Jackson accepted the Sally Hacker Prize at the Society for the History of Technology’s annual meeting in Philadelphia in late October for himself and Hundley.
“Our goal was to tell this complicated story about an essential technology that lies at the heart of California’s political economy and make it accessible to a broad audience,” Jackson says.
Over the course of his career, Jackson has studied and written about the technology behind many dams in the American West. What he finds so tragic about the St. Francis incident is the seeming recklessness that, compared with the work of many of his contemporary hydraulic engineers, Mulholland brought to his oversight of St. Francis Dam’s design and construction.
As chief engineer for the city of Los Angeles, Mulholland had successfully completed the 233-mile-long Los Angeles Aqueduct that brought copious quantities of water from the Sierra Nevada to Southern California in 1913. But this world-famous aqueduct also engendered controversy because of claims by farmers in the Owens River Valley that the city was “stealing” their water. As a result, Mulholland subsequently resisted outside review of his projects (such as St. Francis), fearing that criticism would be little more than politically motivated sniping.

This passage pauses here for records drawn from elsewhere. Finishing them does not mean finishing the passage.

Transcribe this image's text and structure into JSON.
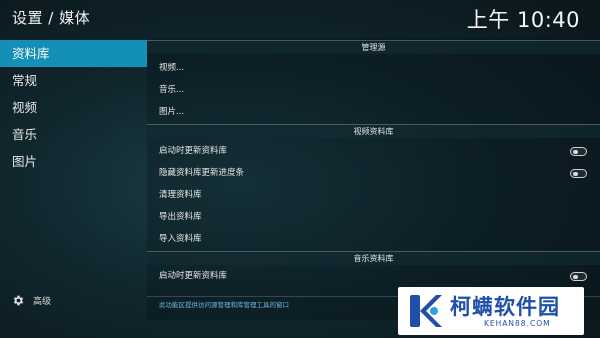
{
  "header": {
    "title": "设置 / 媒体",
    "clock": "上午 10:40"
  },
  "sidebar": {
    "items": [
      {
        "label": "资料库",
        "active": true
      },
      {
        "label": "常规",
        "active": false
      },
      {
        "label": "视频",
        "active": false
      },
      {
        "label": "音乐",
        "active": false
      },
      {
        "label": "图片",
        "active": false
      }
    ],
    "footer_label": "高级",
    "footer_icon": "gear-icon"
  },
  "main": {
    "sections": {
      "manage_sources": {
        "title": "管理源",
        "items": [
          "视频...",
          "音乐...",
          "图片..."
        ]
      },
      "video_library": {
        "title": "视频资料库",
        "items": [
          {
            "label": "启动时更新资料库",
            "toggle": false
          },
          {
            "label": "隐藏资料库更新进度条",
            "toggle": false
          },
          {
            "label": "清理资料库"
          },
          {
            "label": "导出资料库"
          },
          {
            "label": "导入资料库"
          }
        ]
      },
      "music_library": {
        "title": "音乐资料库",
        "items": [
          {
            "label": "启动时更新资料库",
            "toggle": false
          }
        ]
      }
    },
    "hint": "此功能区提供访问源管理和库管理工具的窗口"
  },
  "watermark": {
    "main": "柯螨软件园",
    "sub": "KEHAN88.COM"
  },
  "colors": {
    "accent": "#1490b6",
    "hint": "#6fb8d4",
    "logo": "#1f4fa8"
  }
}
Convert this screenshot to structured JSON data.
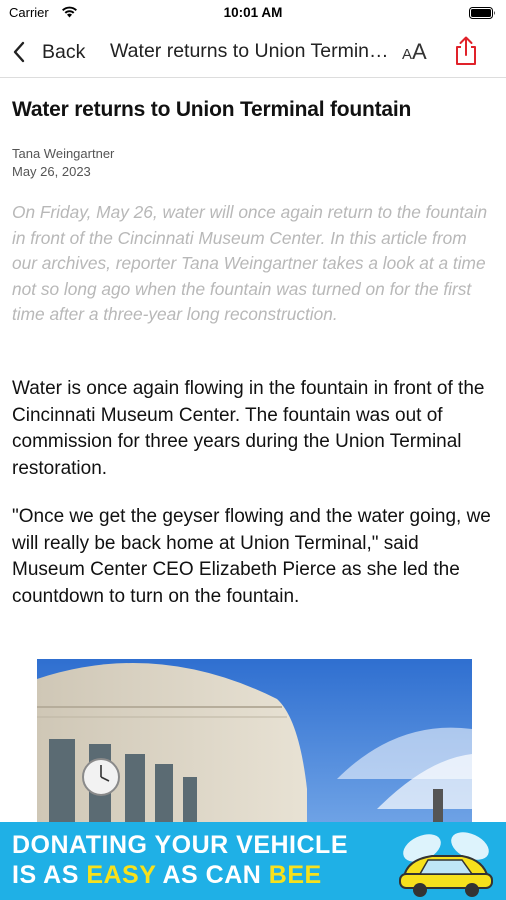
{
  "status_bar": {
    "carrier": "Carrier",
    "time": "10:01 AM"
  },
  "nav": {
    "back_label": "Back",
    "title": "Water returns to Union Terminal fountain",
    "text_size_small": "A",
    "text_size_large": "A"
  },
  "article": {
    "headline": "Water returns to Union Terminal fountain",
    "author": "Tana Weingartner",
    "date": "May 26, 2023",
    "intro": "On Friday, May 26, water will once again return to the fountain in front of the Cincinnati Museum Center. In this article from our archives, reporter Tana Weingartner takes a look at a time not so long ago when the fountain was turned on for the first time after a three-year long reconstruction.",
    "paragraphs": [
      "Water is once again flowing in the fountain in front of the Cincinnati Museum Center. The fountain was out of commission for three years during the Union Terminal restoration.",
      "\"Once we get the geyser flowing and the water going, we will really be back home at Union Terminal,\" said Museum Center CEO Elizabeth Pierce as she led the countdown to turn on the fountain."
    ]
  },
  "ad": {
    "line1": "DONATING YOUR VEHICLE",
    "line2_part1": "IS AS ",
    "line2_highlight1": "EASY",
    "line2_part2": " AS CAN ",
    "line2_highlight2": "BEE",
    "bg_color": "#1fb0e6",
    "highlight_color": "#f7e11c"
  },
  "colors": {
    "share_icon": "#e0222a",
    "intro_text": "#b8b8b8"
  }
}
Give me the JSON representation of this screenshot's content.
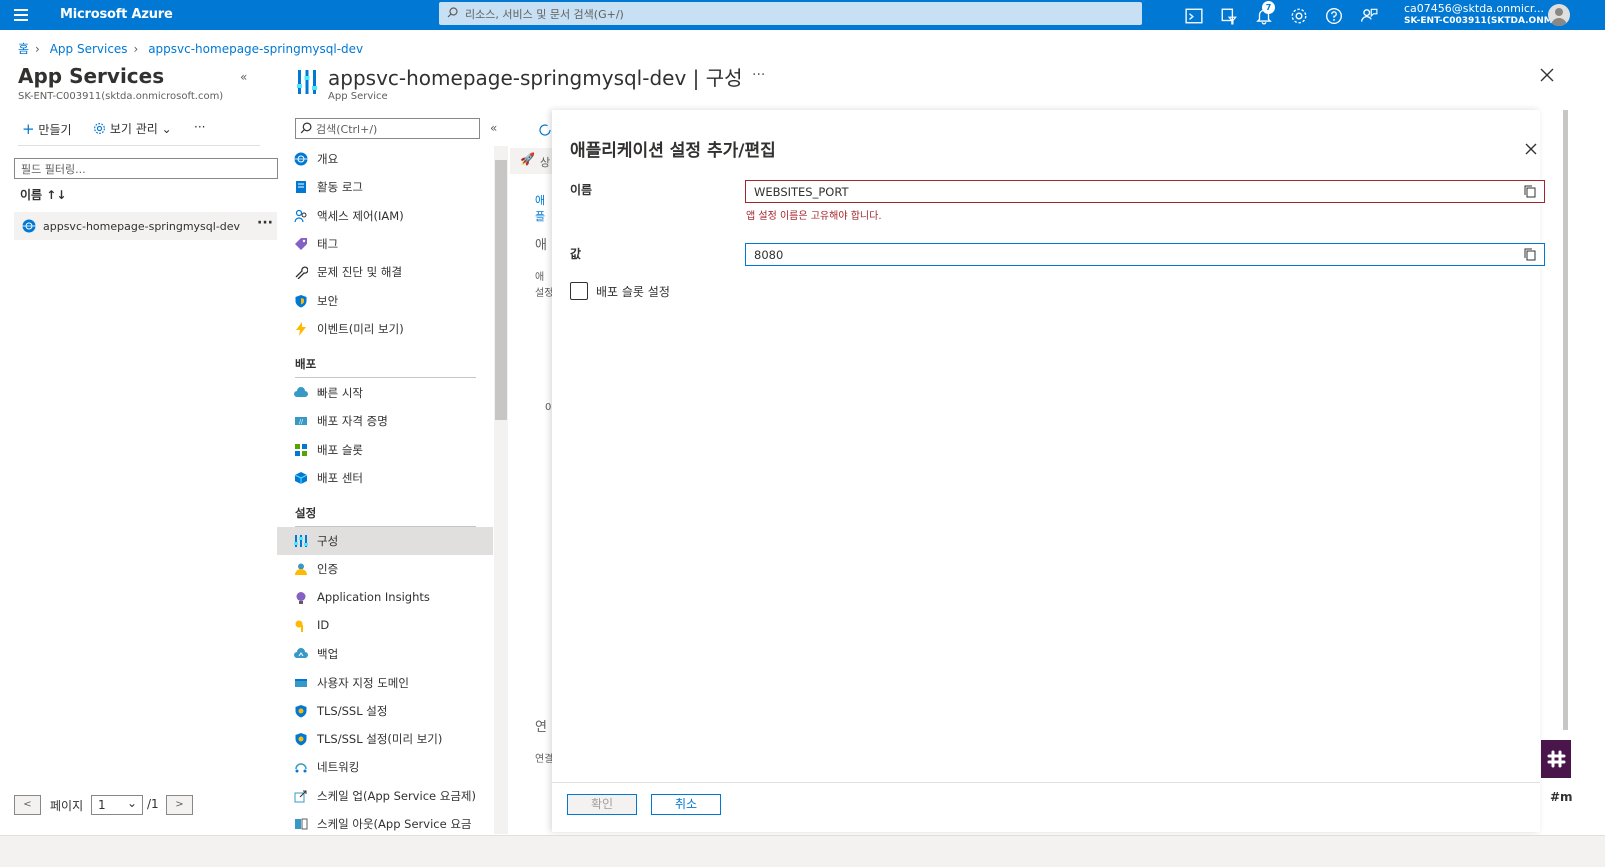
{
  "topbar": {
    "brand": "Microsoft Azure",
    "search_placeholder": "리소스, 서비스 및 문서 검색(G+/)",
    "notification_count": "7",
    "account_email": "ca07456@sktda.onmicr...",
    "account_tenant": "SK-ENT-C003911(SKTDA.ONM..."
  },
  "breadcrumb": {
    "home": "홈",
    "app_services": "App Services",
    "current": "appsvc-homepage-springmysql-dev"
  },
  "left_panel": {
    "title": "App Services",
    "subtitle": "SK-ENT-C003911(sktda.onmicrosoft.com)",
    "collapse": "«",
    "create_label": "만들기",
    "manage_view_label": "보기 관리",
    "more": "···",
    "filter_placeholder": "필드 필터링...",
    "column_name": "이름 ↑↓",
    "rows": [
      {
        "name": "appsvc-homepage-springmysql-dev",
        "more": "···"
      }
    ],
    "pager": {
      "prev": "<",
      "page_label": "페이지",
      "page_value": "1",
      "total": "/1",
      "next": ">"
    }
  },
  "resource": {
    "title": "appsvc-homepage-springmysql-dev | 구성",
    "type": "App Service",
    "more": "···"
  },
  "resource_menu": {
    "search_placeholder": "검색(Ctrl+/)",
    "collapse": "«",
    "items_general": [
      {
        "label": "개요",
        "icon": "globe-icon",
        "color": "#0078d4"
      },
      {
        "label": "활동 로그",
        "icon": "log-icon",
        "color": "#0078d4"
      },
      {
        "label": "액세스 제어(IAM)",
        "icon": "people-icon",
        "color": "#0078d4"
      },
      {
        "label": "태그",
        "icon": "tag-icon",
        "color": "#8661c5"
      },
      {
        "label": "문제 진단 및 해결",
        "icon": "wrench-icon",
        "color": "#323130"
      },
      {
        "label": "보안",
        "icon": "shield-icon",
        "color": "#0078d4"
      },
      {
        "label": "이벤트(미리 보기)",
        "icon": "lightning-icon",
        "color": "#ffb900"
      }
    ],
    "section_deploy": "배포",
    "items_deploy": [
      {
        "label": "빠른 시작",
        "icon": "cloud-icon",
        "color": "#3999c6"
      },
      {
        "label": "배포 자격 증명",
        "icon": "credentials-icon",
        "color": "#3999c6"
      },
      {
        "label": "배포 슬롯",
        "icon": "slots-icon",
        "color": "#57a300"
      },
      {
        "label": "배포 센터",
        "icon": "cube-icon",
        "color": "#0078d4"
      }
    ],
    "section_settings": "설정",
    "items_settings": [
      {
        "label": "구성",
        "icon": "config-icon",
        "color": "#0078d4",
        "selected": true
      },
      {
        "label": "인증",
        "icon": "user-icon",
        "color": "#3999c6"
      },
      {
        "label": "Application Insights",
        "icon": "lightbulb-icon",
        "color": "#8661c5"
      },
      {
        "label": "ID",
        "icon": "key-icon",
        "color": "#ffb900"
      },
      {
        "label": "백업",
        "icon": "backup-cloud-icon",
        "color": "#3999c6"
      },
      {
        "label": "사용자 지정 도메인",
        "icon": "domain-icon",
        "color": "#3999c6"
      },
      {
        "label": "TLS/SSL 설정",
        "icon": "tls-shield-icon",
        "color": "#0078d4"
      },
      {
        "label": "TLS/SSL 설정(미리 보기)",
        "icon": "tls-shield-icon",
        "color": "#0078d4"
      },
      {
        "label": "네트워킹",
        "icon": "network-icon",
        "color": "#3999c6"
      },
      {
        "label": "스케일 업(App Service 요금제)",
        "icon": "scale-up-icon",
        "color": "#3999c6"
      },
      {
        "label": "스케일 아웃(App Service 요금",
        "icon": "scale-out-icon",
        "color": "#3999c6"
      }
    ]
  },
  "behind": {
    "t1": "상",
    "t2": "애플",
    "t3": "애",
    "t4": "애",
    "t5": "설정",
    "t6": "0",
    "t7": "연",
    "t8": "연결"
  },
  "dialog": {
    "title": "애플리케이션 설정 추가/편집",
    "name_label": "이름",
    "name_value": "WEBSITES_PORT",
    "name_error": "앱 설정 이름은 고유해야 합니다.",
    "value_label": "값",
    "value_value": "8080",
    "slot_setting_label": "배포 슬롯 설정",
    "ok_label": "확인",
    "cancel_label": "취소"
  },
  "side_widget": {
    "text": "#m"
  }
}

“The St. Francis disaster is a tragic story,” Jackson says. “As Mulholland sought to increase water storage along the Los Angeles Aqueduct, he was given the privilege to design this dam without state regulation—the city of Los Angeles was given an exemption from California’s 1917 dam safety law. But that privilege to develop a design without state regulation also entailed the responsibility to design a dam that would not endanger the public. Simply put, Mulholland failed to build a dam that aligned with the privilege—and responsibility—he had been given.

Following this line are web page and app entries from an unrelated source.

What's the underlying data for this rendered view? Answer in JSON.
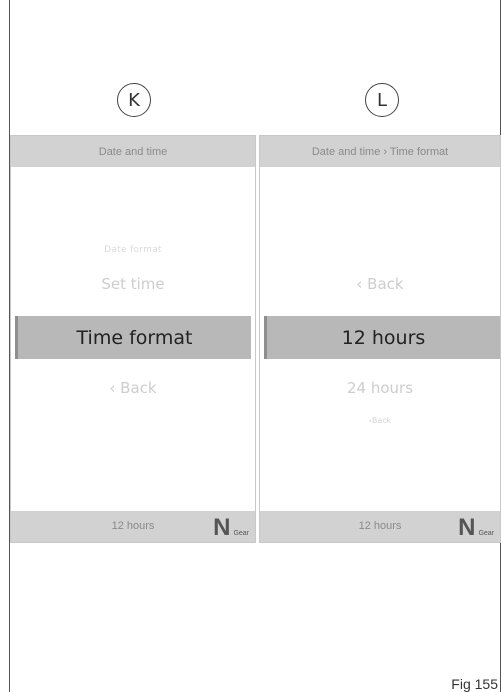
{
  "panels": [
    {
      "label": "K",
      "header": "Date and time",
      "items": {
        "faint": "Date format",
        "above": "Set time",
        "selected": "Time format",
        "below": "‹ Back",
        "below2": ""
      },
      "footer": {
        "time": "12 hours",
        "gear_glyph": "N",
        "gear_label": "Gear"
      }
    },
    {
      "label": "L",
      "header": "Date and time › Time format",
      "items": {
        "faint": "",
        "above": "‹ Back",
        "selected": "12 hours",
        "below": "24 hours",
        "below2": "‹Back"
      },
      "footer": {
        "time": "12 hours",
        "gear_glyph": "N",
        "gear_label": "Gear"
      }
    }
  ],
  "figure_label": "Fig 155"
}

“It’s also sad because the failure at St. Francis wasn’t due to an attempt to develop a new and innovative type of structural design. To the contrary, the St. Francis disaster can be traced to a tragic lack of innovation. The precise nature of this lack of innovation is something that Norris and I sought to carefully document in Heavy Ground. And it is especially gratifying that the Sally Hacker Prize provides evidence we succeeded in reaching our goal.”